Earl of Clare, first creation (1624)[edit]

It was first created in the Peerage of England in 1624 for John Holles, 1st Baron Haughton. The title became extinct upon the death of his great-grandson, the fourth earl, in 1711.

Earls of Clare, second creation (1714)[edit]

The next creation of the Earl of Clare was in 1714 in the Peerage of Great Britain for Thomas Pelham-Holles, nephew of the last earl of the first creation. At his death the title again became extinct.

Earls of Clare, third creation (1795)[edit]

The title was again created, in the Peerage of Ireland, in 1795 for John FitzGibbon, 1st Viscount FitzGibbon, the Lord Chancellor of Ireland. He had already been created Baron FitzGibbon, of Lower Connello in the County of Limerick, in 1789, and Viscount FitzGibbon, of Limerick in the County of Limerick, in 1793. These titles were also in the Peerage of Ireland. In 1799 he was made Baron FitzGibbon, of Sidbury in the County of Devon, in the Peerage of Great Britain. He was succeeded by his eldest son, the second Earl. He served as Governor of Bombay from 1830 to 1834. He died childless and was succeeded by his younger brother, the third Earl. He represented County Limerick in the House of Commons and served as Lord Lieutenant of County Limerick. Lord Clare's only son, John Charles Henry FitzGibbon, styled Viscount FitzGibbon, was killed in action during the Battle of Balaclava where he charged with the 8th King's Royal Irish Hussars. On Lord Clare's death in 1864 the peerages became extinct.[12][13]

See also[edit]

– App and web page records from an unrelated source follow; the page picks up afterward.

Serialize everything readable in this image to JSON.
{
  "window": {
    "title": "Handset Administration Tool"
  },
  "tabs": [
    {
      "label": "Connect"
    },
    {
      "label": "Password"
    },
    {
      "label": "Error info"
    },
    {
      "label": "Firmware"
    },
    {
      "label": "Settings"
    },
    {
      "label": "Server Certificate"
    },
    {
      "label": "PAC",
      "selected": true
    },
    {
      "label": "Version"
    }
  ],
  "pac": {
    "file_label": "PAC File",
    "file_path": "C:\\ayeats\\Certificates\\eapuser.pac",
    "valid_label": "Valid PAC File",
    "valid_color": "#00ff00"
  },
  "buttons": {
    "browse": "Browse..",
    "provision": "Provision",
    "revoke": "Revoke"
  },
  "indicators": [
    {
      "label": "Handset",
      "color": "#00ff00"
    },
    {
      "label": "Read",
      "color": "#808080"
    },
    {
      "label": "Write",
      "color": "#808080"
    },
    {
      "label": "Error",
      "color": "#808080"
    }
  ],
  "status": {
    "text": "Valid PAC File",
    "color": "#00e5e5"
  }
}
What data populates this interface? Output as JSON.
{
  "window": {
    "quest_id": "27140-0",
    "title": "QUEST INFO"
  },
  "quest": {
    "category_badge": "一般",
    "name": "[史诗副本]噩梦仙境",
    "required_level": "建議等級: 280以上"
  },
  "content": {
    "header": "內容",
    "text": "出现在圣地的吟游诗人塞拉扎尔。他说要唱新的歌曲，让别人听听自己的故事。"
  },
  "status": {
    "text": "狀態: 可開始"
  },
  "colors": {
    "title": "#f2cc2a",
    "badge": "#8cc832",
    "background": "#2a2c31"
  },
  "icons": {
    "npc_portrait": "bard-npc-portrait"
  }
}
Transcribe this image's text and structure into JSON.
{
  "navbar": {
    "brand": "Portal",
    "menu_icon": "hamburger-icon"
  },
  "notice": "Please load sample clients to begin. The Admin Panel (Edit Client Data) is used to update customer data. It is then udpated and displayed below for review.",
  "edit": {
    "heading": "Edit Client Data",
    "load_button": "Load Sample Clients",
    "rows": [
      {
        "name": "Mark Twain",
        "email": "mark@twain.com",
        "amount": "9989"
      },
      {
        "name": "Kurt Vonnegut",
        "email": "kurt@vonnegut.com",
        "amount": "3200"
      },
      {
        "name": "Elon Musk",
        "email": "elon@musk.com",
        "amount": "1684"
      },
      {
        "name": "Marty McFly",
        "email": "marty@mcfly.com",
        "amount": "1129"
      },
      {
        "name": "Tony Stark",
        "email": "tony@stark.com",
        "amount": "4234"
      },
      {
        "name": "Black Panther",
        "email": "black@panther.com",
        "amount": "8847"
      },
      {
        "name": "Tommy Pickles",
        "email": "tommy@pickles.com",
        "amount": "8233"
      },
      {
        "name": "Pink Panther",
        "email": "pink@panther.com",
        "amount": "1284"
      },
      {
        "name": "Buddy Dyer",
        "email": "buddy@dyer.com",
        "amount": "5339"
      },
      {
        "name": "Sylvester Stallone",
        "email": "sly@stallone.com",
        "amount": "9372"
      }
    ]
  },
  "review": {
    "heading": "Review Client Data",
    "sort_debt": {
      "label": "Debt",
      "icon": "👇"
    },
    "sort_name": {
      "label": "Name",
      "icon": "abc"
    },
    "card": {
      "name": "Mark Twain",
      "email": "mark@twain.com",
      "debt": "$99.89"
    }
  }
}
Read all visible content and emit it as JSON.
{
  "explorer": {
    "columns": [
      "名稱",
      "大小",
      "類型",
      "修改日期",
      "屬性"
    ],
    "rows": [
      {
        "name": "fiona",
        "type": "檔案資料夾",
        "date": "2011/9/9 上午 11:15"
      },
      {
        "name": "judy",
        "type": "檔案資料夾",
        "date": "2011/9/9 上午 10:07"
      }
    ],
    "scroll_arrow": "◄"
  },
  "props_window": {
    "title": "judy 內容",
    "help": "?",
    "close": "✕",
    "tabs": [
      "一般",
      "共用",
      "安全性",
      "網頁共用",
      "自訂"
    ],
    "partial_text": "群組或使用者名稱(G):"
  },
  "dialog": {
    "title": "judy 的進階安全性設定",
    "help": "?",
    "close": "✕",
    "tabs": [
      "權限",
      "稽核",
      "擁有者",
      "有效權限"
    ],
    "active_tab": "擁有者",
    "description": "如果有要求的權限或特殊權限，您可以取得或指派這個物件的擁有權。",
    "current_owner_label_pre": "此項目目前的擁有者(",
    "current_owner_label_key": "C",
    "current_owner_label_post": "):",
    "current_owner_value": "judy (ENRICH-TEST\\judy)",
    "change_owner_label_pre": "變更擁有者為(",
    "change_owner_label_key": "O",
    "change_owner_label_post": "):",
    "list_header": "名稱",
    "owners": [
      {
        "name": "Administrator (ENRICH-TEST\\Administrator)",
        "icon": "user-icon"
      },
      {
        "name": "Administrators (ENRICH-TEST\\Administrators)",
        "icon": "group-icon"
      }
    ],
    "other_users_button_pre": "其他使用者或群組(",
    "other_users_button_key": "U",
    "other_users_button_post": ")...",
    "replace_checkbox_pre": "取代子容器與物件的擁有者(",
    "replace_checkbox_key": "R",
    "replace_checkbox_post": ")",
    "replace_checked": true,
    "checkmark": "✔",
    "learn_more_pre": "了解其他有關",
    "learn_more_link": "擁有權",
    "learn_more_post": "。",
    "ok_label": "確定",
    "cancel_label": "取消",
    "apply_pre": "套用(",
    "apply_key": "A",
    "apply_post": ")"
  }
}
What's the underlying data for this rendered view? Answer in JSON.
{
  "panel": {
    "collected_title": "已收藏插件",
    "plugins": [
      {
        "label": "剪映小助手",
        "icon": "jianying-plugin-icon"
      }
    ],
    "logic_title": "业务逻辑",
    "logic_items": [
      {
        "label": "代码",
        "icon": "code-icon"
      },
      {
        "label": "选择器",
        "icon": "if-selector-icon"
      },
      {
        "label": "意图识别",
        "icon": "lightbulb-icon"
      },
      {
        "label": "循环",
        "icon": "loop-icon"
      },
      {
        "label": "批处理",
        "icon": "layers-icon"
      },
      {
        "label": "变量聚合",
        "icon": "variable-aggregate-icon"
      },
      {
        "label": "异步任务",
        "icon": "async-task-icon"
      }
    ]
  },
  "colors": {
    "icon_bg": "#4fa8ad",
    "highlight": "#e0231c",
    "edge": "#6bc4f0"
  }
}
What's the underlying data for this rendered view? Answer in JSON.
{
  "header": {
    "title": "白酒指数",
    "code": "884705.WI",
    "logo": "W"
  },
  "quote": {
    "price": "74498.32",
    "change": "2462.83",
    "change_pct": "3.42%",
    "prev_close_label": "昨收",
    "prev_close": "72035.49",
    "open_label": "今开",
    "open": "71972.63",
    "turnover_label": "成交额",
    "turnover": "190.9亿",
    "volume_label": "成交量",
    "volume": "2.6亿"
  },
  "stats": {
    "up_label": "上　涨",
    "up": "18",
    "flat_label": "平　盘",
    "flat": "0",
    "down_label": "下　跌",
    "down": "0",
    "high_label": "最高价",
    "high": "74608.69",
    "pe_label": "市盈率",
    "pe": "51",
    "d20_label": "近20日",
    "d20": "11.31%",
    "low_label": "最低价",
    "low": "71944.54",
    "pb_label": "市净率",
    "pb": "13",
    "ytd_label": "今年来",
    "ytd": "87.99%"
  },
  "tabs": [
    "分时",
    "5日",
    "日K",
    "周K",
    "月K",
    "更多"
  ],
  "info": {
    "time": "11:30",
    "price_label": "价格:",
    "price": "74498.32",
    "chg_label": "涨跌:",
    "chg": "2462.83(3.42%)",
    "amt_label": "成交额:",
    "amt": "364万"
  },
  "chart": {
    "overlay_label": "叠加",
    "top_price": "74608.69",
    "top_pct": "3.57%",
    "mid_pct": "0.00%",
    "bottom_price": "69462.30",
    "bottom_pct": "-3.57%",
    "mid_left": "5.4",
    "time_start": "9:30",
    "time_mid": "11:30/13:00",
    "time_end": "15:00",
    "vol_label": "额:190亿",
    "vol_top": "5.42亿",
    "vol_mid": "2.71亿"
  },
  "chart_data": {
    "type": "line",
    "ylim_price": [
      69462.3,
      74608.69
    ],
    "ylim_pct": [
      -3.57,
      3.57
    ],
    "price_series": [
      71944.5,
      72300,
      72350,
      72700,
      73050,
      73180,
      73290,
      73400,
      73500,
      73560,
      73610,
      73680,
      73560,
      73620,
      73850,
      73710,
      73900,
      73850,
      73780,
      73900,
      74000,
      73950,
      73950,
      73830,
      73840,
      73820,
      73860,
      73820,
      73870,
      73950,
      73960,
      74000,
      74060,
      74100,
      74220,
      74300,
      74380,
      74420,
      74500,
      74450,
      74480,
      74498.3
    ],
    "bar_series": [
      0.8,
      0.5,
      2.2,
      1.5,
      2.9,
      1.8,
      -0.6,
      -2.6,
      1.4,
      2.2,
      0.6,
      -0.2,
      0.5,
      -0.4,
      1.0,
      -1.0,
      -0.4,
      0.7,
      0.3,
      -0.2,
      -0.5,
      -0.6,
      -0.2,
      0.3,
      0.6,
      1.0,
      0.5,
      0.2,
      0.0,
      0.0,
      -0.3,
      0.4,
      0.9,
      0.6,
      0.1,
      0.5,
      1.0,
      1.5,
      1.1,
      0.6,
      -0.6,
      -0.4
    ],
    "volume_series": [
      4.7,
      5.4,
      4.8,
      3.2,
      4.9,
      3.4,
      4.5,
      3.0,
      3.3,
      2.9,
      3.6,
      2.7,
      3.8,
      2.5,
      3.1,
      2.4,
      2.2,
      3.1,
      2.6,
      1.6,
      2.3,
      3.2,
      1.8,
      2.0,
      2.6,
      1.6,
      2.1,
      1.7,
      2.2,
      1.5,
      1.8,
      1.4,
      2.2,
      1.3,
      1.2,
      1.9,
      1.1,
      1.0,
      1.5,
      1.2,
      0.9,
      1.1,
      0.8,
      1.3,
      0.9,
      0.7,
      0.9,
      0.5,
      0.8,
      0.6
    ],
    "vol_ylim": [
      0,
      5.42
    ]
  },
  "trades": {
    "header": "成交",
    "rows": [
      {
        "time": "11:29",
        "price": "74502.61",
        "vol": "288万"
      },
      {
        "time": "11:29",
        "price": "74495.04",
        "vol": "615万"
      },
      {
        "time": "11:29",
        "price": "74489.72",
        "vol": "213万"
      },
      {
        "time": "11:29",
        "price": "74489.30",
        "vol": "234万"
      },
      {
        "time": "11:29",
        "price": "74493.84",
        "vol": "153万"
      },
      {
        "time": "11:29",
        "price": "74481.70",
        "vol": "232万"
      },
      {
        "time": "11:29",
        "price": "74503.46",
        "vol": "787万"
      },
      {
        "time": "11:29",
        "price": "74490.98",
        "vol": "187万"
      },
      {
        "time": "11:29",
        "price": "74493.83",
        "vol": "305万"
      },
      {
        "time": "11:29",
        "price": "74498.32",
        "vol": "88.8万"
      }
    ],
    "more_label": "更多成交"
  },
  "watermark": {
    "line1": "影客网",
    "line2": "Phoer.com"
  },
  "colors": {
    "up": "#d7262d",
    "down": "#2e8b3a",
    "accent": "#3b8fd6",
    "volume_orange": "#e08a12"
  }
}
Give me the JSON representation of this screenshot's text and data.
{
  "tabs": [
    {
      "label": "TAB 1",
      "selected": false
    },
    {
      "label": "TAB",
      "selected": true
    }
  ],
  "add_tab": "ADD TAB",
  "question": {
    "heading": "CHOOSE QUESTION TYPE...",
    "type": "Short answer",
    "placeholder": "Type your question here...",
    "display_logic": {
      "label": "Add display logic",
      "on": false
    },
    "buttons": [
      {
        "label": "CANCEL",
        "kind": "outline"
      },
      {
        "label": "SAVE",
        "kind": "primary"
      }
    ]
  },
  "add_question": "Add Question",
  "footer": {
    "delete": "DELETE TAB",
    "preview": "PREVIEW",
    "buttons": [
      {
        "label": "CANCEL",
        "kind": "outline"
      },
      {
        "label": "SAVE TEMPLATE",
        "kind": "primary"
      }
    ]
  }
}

  1. ^ May McKisack, The Fourteenth Century (Oxford History of England) 1959:40.
  2. ^ UK Consumer Price Index inflation figures are based on data from Gregory Clark (2016), "The Annual RPI and Average Earnings for Britain, 1209 to Present (New Series)", MeasuringWorth.com.
  3. ^ J.R. Maddicot, (1970). Thomas of Lancaster, 1307–1322. Oxford: Oxford University Press (1970:22f).
  4. ^ Michael Brown, Bannockburn: The Scottish War and the British Isles, 1307–1323. Edinburgh: Edinburgh University Press (2008:145f).
  5. ^ Maddicott 1970:193.
  6. ^ Brown 2008:159f.
  7. ^ Gerald of Wales, The Journey through Wales, trans. Lewis Thorpe (Penguin Classics, 1978), p. 142.
  8. ^  Stephen, Leslie, ed. (1887). "Clare, Richard de (1222-1262)". Dictionary of National Biography. 10. London: Smith, Elder & Co. p. 393. 
  9. ^ For example, Michael Altschul, ‘Clare, Richard de, sixth earl of Gloucester and fifth earl of Hertford (1222–1262)’, Oxford Dictionary of National Biography, Oxford University Press, Sept 2004; online edn, Jan 2008 [1], accessed 23 Oct 2009.
  10. ^ Arthur Charles Fox-Davies, A Complete Guide to Heraldry, Reissued by READ Books, 2008 ISBN 978-1-4437-5719-5
  11. ^ Charles Henry Browning, The Magna Carta Barons and Their American Descendants, Philadelphia, 1898
  12. ^ ThePeerage.com
  13. ^ Dutton, Roy Forgotten Heroes: The Charge of the Light Brigade p 98